### Exercise goal:
Would you return the data exactly as given, except for its pictures?

[Dataset records]

##############################

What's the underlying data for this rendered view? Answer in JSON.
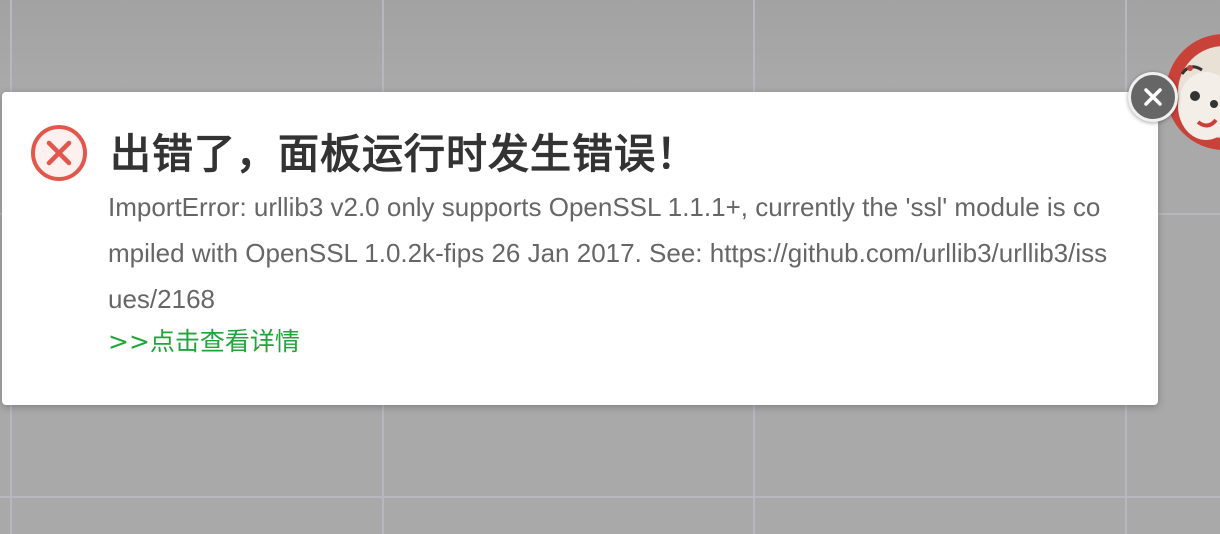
{
  "dialog": {
    "title": "出错了，面板运行时发生错误！",
    "message": "ImportError: urllib3 v2.0 only supports OpenSSL 1.1.1+, currently the 'ssl' module is compiled with OpenSSL 1.0.2k-fips 26 Jan 2017. See: https://github.com/urllib3/urllib3/issues/2168",
    "detail_link": ">>点击查看详情",
    "icon": "error-circle-icon",
    "close_icon": "close-icon"
  },
  "colors": {
    "error_red": "#e2574c",
    "link_green": "#20a53a",
    "title_text": "#333333",
    "message_text": "#666666",
    "backdrop": "#a9a9a9"
  }
}
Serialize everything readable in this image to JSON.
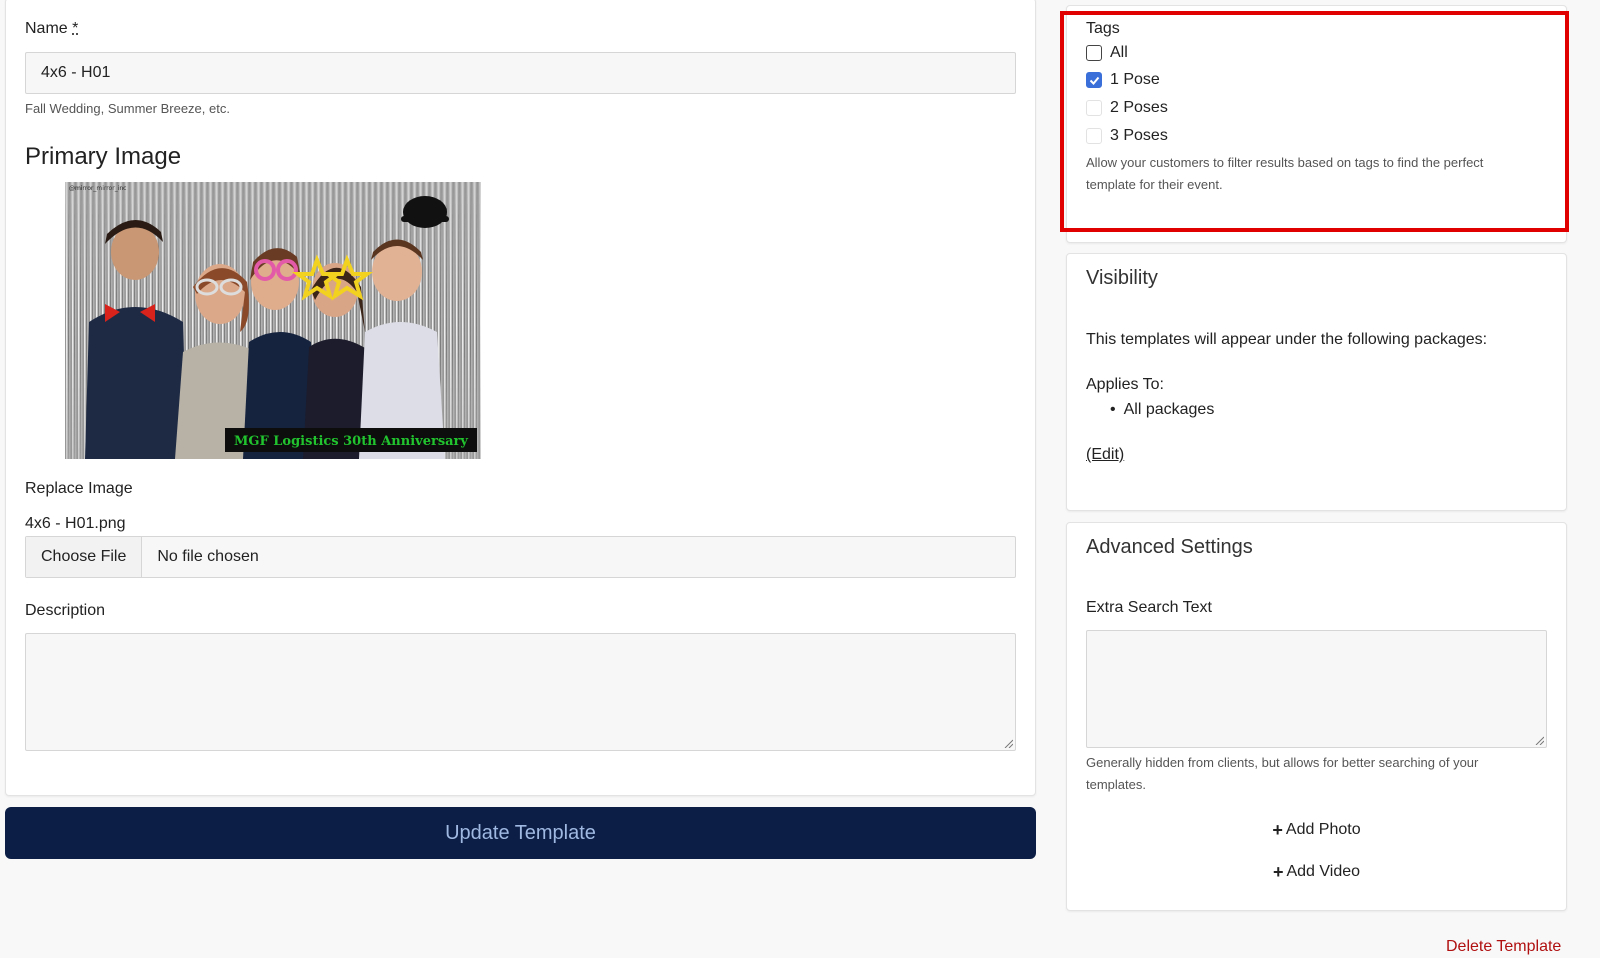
{
  "form": {
    "name_label": "Name",
    "required_marker": "*",
    "name_value": "4x6 - H01",
    "name_help": "Fall Wedding, Summer Breeze, etc.",
    "primary_image_heading": "Primary Image",
    "image_banner_text": "MGF Logistics 30th Anniversary",
    "image_watermark": "@mirror_mirror_inc",
    "replace_image_label": "Replace Image",
    "current_file_name": "4x6 - H01.png",
    "choose_file_label": "Choose File",
    "file_status": "No file chosen",
    "description_label": "Description",
    "description_value": "",
    "submit_label": "Update Template"
  },
  "tags": {
    "heading": "Tags",
    "items": [
      {
        "label": "All",
        "checked": false
      },
      {
        "label": "1 Pose",
        "checked": true
      },
      {
        "label": "2 Poses",
        "checked": false
      },
      {
        "label": "3 Poses",
        "checked": false
      }
    ],
    "help_line1": "Allow your customers to filter results based on tags to find the perfect",
    "help_line2": "template for their event.",
    "highlight_color": "#e00000"
  },
  "visibility": {
    "heading": "Visibility",
    "description": "This templates will appear under the following packages:",
    "applies_to_label": "Applies To:",
    "packages": [
      "All packages"
    ],
    "edit_link": "(Edit)"
  },
  "advanced": {
    "heading": "Advanced Settings",
    "extra_search_label": "Extra Search Text",
    "extra_search_value": "",
    "help_line1": "Generally hidden from clients, but allows for better searching of your",
    "help_line2": "templates.",
    "add_photo_label": "Add Photo",
    "add_video_label": "Add Video"
  },
  "delete_label": "Delete Template",
  "colors": {
    "primary_button": "#0c1e45",
    "primary_button_text": "#9fb9e2",
    "checkbox_checked": "#3a6fd9",
    "delete_text": "#b01010"
  }
}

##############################

### Task response:
What's the underlying data for this rendered view? Answer in JSON.
{
  "dialog": {
    "title": "出错了，面板运行时发生错误！",
    "message": "ImportError: urllib3 v2.0 only supports OpenSSL 1.1.1+, currently the 'ssl' module is compiled with OpenSSL 1.0.2k-fips 26 Jan 2017. See: https://github.com/urllib3/urllib3/issues/2168",
    "detail_link": ">>点击查看详情",
    "icon": "error-circle-icon",
    "close_icon": "close-icon"
  },
  "colors": {
    "error_red": "#e2574c",
    "link_green": "#20a53a",
    "title_text": "#333333",
    "message_text": "#666666",
    "backdrop": "#a9a9a9"
  }
}
Serialize everything readable in this image to JSON.
{
  "form": {
    "name_label": "Name",
    "required_marker": "*",
    "name_value": "4x6 - H01",
    "name_help": "Fall Wedding, Summer Breeze, etc.",
    "primary_image_heading": "Primary Image",
    "image_banner_text": "MGF Logistics 30th Anniversary",
    "image_watermark": "@mirror_mirror_inc",
    "replace_image_label": "Replace Image",
    "current_file_name": "4x6 - H01.png",
    "choose_file_label": "Choose File",
    "file_status": "No file chosen",
    "description_label": "Description",
    "description_value": "",
    "submit_label": "Update Template"
  },
  "tags": {
    "heading": "Tags",
    "items": [
      {
        "label": "All",
        "checked": false
      },
      {
        "label": "1 Pose",
        "checked": true
      },
      {
        "label": "2 Poses",
        "checked": false
      },
      {
        "label": "3 Poses",
        "checked": false
      }
    ],
    "help_line1": "Allow your customers to filter results based on tags to find the perfect",
    "help_line2": "template for their event.",
    "highlight_color": "#e00000"
  },
  "visibility": {
    "heading": "Visibility",
    "description": "This templates will appear under the following packages:",
    "applies_to_label": "Applies To:",
    "packages": [
      "All packages"
    ],
    "edit_link": "(Edit)"
  },
  "advanced": {
    "heading": "Advanced Settings",
    "extra_search_label": "Extra Search Text",
    "extra_search_value": "",
    "help_line1": "Generally hidden from clients, but allows for better searching of your",
    "help_line2": "templates.",
    "add_photo_label": "Add Photo",
    "add_video_label": "Add Video"
  },
  "delete_label": "Delete Template",
  "colors": {
    "primary_button": "#0c1e45",
    "primary_button_text": "#9fb9e2",
    "checkbox_checked": "#3a6fd9",
    "delete_text": "#b01010"
  }
}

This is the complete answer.